The Company currently has exploration reservations at its Kiiminki battery metals prospect, northeast of the city of Oulu in central Finland. The Kiiminki area hosts a number of cobalt-copper and lead-zinc-silver-gold geochemical anomalies, coincident with geophysical anomalies. One of the geophysical anomalies is adjacent to mafic volcanic rocks which are also anomalous in gold. The area is also highly prospective for lead and zinc: previous GTK fieldwork found lead-zinc -containing boulders assaying up to 11.8% lead, 6.5% zinc, 370 grams/ton silver and 4 grams/ton gold. Currently the Company is conducting further compilation and interpretation of GTK geochemical and geophysical data, as well as geological fieldwork.

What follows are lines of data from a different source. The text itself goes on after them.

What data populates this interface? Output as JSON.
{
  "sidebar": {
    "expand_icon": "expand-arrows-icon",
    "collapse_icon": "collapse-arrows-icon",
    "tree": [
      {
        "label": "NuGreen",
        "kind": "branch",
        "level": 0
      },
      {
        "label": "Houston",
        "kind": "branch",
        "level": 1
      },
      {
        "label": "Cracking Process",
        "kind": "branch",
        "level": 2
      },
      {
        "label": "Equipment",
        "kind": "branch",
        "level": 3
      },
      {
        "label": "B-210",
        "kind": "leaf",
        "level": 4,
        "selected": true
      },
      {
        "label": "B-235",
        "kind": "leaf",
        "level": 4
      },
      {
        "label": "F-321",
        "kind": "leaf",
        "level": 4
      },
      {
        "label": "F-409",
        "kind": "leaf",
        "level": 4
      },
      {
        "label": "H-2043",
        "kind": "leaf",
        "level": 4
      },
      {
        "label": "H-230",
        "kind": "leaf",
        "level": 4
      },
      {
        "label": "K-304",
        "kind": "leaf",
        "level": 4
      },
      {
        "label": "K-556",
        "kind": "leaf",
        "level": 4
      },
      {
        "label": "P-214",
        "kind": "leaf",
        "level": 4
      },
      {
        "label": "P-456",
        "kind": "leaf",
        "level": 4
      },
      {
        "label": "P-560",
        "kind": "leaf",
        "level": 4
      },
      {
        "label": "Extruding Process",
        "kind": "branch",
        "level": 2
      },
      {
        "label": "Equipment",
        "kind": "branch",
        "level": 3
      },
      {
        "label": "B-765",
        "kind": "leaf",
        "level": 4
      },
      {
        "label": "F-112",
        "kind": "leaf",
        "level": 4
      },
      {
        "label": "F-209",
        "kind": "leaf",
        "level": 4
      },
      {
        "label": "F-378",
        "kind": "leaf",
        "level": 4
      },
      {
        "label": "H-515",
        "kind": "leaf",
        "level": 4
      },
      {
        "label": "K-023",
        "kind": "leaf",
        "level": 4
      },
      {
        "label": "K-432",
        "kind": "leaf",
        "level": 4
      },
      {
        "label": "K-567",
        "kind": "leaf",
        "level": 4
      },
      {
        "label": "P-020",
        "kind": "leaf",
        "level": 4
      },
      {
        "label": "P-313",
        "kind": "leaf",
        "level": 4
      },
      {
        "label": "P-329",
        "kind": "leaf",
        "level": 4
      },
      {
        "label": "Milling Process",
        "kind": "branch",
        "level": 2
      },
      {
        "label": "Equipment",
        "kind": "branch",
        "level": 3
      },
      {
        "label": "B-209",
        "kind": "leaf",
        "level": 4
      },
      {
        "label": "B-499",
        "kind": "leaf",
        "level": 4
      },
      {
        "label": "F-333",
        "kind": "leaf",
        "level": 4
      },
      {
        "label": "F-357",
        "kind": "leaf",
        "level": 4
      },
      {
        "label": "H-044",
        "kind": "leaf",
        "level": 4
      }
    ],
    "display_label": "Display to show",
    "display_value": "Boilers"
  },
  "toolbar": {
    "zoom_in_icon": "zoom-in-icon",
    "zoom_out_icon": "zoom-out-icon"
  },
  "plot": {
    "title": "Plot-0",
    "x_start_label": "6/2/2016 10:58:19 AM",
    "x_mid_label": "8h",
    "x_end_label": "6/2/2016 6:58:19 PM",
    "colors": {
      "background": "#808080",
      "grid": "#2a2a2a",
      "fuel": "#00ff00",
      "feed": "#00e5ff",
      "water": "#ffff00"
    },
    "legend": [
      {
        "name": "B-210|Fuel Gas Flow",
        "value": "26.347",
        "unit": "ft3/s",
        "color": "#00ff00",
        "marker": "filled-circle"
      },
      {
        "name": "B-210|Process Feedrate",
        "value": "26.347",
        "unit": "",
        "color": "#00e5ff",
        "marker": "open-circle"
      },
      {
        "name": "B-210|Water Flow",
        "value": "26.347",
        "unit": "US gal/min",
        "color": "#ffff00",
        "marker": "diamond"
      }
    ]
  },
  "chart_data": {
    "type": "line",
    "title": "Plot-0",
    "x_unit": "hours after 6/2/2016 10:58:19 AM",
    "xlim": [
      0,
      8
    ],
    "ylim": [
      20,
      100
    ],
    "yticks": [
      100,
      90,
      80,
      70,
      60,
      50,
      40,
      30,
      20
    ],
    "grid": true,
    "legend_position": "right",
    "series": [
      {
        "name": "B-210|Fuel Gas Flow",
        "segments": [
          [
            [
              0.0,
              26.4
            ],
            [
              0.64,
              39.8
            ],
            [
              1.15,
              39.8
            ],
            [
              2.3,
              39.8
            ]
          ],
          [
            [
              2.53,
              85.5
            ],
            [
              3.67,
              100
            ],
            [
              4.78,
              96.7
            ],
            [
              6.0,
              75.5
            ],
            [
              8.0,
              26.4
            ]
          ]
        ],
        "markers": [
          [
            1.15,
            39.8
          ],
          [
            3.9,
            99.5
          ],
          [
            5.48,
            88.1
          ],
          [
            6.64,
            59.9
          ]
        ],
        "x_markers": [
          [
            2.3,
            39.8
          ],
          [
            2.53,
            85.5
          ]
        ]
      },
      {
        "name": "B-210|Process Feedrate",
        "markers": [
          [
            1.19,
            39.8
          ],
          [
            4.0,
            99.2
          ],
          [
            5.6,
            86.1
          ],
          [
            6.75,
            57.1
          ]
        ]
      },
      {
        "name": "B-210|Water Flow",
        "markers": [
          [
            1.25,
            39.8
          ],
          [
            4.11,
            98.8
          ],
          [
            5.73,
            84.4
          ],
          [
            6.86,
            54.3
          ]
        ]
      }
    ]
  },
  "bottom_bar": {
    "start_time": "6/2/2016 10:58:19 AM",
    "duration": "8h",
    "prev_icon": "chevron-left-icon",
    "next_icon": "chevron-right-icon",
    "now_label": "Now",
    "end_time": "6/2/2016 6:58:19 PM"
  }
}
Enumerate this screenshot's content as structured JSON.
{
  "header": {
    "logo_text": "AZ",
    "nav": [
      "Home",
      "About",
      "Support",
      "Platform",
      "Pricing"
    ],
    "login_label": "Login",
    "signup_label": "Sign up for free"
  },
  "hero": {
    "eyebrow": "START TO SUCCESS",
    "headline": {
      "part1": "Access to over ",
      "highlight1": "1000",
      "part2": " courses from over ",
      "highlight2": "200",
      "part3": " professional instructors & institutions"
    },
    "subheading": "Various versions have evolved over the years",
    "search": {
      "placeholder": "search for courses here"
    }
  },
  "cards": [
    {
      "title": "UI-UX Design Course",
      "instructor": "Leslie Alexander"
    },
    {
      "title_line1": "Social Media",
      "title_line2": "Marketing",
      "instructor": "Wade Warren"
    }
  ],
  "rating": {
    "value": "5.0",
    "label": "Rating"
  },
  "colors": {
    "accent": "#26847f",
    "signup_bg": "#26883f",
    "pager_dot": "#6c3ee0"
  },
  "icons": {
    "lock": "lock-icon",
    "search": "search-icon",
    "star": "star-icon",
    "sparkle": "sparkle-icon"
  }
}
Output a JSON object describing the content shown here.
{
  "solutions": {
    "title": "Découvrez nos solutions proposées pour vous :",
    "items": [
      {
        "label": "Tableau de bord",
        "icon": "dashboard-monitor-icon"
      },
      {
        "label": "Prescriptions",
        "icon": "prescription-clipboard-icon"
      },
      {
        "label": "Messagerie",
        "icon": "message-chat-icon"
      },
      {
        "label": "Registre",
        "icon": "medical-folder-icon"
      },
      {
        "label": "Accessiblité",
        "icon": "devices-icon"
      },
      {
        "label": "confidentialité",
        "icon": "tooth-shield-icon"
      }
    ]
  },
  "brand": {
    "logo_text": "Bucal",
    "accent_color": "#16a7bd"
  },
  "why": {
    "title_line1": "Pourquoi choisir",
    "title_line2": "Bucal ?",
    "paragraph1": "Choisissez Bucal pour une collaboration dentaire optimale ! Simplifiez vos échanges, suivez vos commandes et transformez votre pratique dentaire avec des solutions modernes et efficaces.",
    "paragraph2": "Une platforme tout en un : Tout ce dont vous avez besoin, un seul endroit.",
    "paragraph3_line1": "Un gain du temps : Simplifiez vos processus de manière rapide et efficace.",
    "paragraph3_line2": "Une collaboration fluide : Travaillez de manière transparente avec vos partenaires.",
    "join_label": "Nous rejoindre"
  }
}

In the Martimo area of Kiiminki, geochemical data show a distinct lead-zinc-silver-gold anomaly coincident with geophysical anomalies. On the basis of these anomalies, the extent of the Martimo zone is significant - more than 10 km long and about 1 km wide. The Company believes that the geochemical anomalies in Martimo are due to the presence of lead-zinc-silver-gold mineralisation. These geochemical anomalies will be the subject of further fieldwork. It is also notable that, in addition to the lead-zinc-silver-gold target, there are indications that the Martimo area also hosts potential for copper-zinc mineralisation. The Company plans further geophysical work to optimise drill target location at Martimo.
Arctic Minerals has identified a second target area in the Katiska area, located 15 km to the west of Martimo and in similar geology. Katiska was identified by geophysical modelling of GTK data in an area called the “lead zone.” The University of Oulu has also previously observed anomalous geophysical conductivity in the Katiska area. As at Martimo, the Company plans to carry out further geophysical work at Katiska in order to identify targets for drilling.
A third target area has been identified at Kumpusuo, some 5 km north of the Katiska target. The Company has carried out fieldwork at Kumpusuo this summer in order to investigate gold occurrences found by previous exploration some 30 years ago.
Other targets for further fieldwork are the Haukipudas area, which is the source of the highest-grade boulder samples at Kiiminki. Since the previous exploration, a number of new quarries, forest roads and clearings have greatly increased chances to find new mineralised samples. Several samples have already been taken and assays for gold, silver and base metals are pending.
The Company's current fieldwork, together with the latest geochemical and geophysical modelling, indicate that Kiiminki is a promising target area for the discovery of base metals and gold, as well as battery metals.
Paasivaara chromite-PGE project
Paasivaara is a chromite-PGE (platinum group elements) target located approximately 14 km east of the city of Kemi and 7 km northeast of Outokumpu Oy’s Kemi chromite mine. Arctic Minerals has carried out geophysical and geological modelling which indicates clear potential for chromite and PGE mineralisation. The target coincides with the same major geological fault lines observed at the Kemi mine. Also, the geophysical (seismic) anomaly on the northeast side of the mine indicates that the chromite-PGE -bearing rocks extend into the Paasivaara area. Initial exploration work could consist of a geophysical (induced polarisation or “IP”) survey. If results are positive, this could be followed up by drilling.